Nor did the court abuse its discretion in the amount or duration of the award. As noted, the relatively modest $1000 monthly award still requires wife to earn $36,000 per year just to meet her expenses. The court found that wife was capable of earning more, and in fact the court's award will still require her to earn significantly more to meet her expenses. As for the duration of the award, the parties were married for eight years but separated a year and a half before the divorce decree was issued. Although the marriage was relatively short and there were separation periods during the marriage, the parties cohabitated for several years before the marriage after wife left her job in California to join husband in Vermont. See Wall v. Moore, 167 Vt. 580, 580-81, 704 A.2d 775 (1997) (mem.) (concluding that it is appropriate to consider entire length of cohabitation, not just period of marriage, when equitable) Wife ran a business for years in Vermont, sometimes at a loss, but she reported earning nearly $13,000 in income from the business in 2012 and testified that she believed she could be self-sufficient within five years. Given all of the circumstances, including the length of time that the parties were together, the parties' respective financial resources, and the fact that wife was beginning to make a profit with her business, the court acted well within its discretion in establishing a five-year maintenance period from the time of the final divorce order. See Johnson v. Johnson, 155 Vt. 36, 42, 580 A.2d 503 (1990) (recognizing difficulty of predicting when spouse would be self-supporting and noting that disadvantaged party can seek modification if maintenance period proves too short or too long).

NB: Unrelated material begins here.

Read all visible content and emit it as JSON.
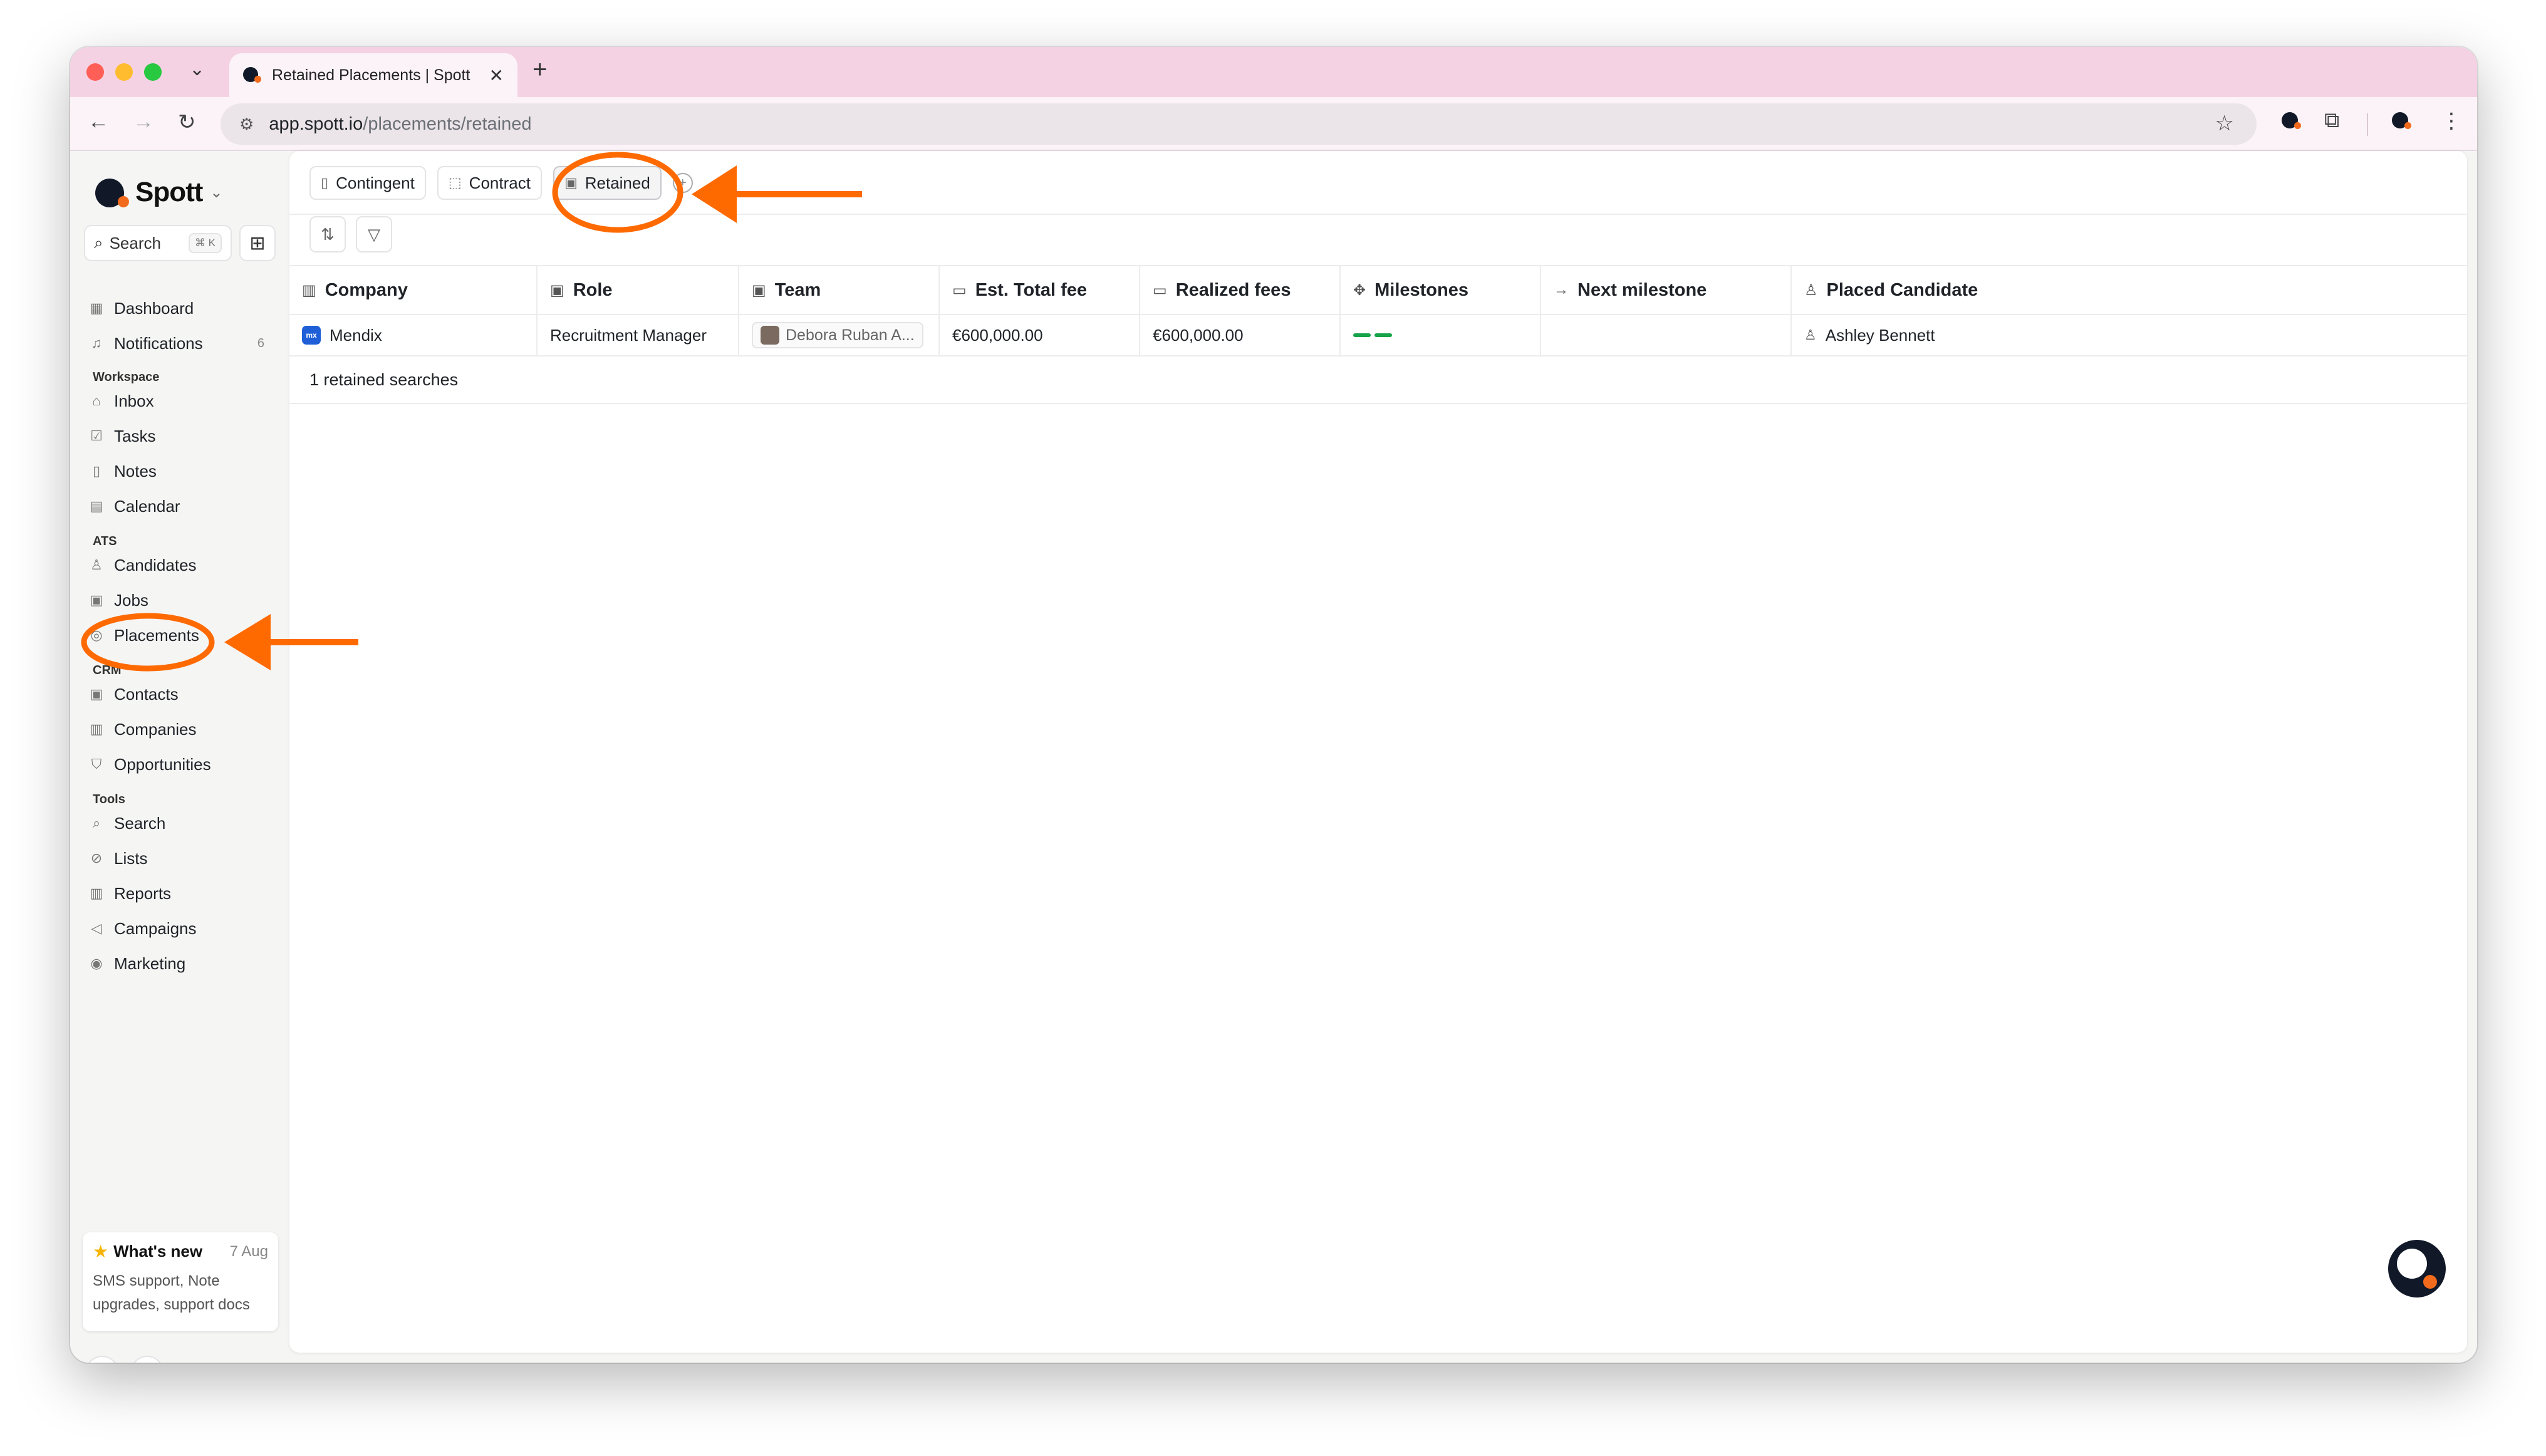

Next, husband argues that the family court deprived him of due process by indicating at the final hearing that it would not decide how the parties should use the child dependency tax deduction but then ultimately ordering the parties to alternate the deduction annually. Husband's argument is that a constitutional violation occurred because he was unable to argue against the alternation decision. Assuming husband's argument would demonstrate a constitutional violation if he had no opportunity to state his position on allocation of the deduction, we note that husband's attorney was able to articulate husband's position at the final hearing, stating that wife had not yet demonstrated an ability to earn enough to take advantage of the deduction and thus the court should not have the parties share the deduction until wife reached a certain level of income. The court's preliminary ...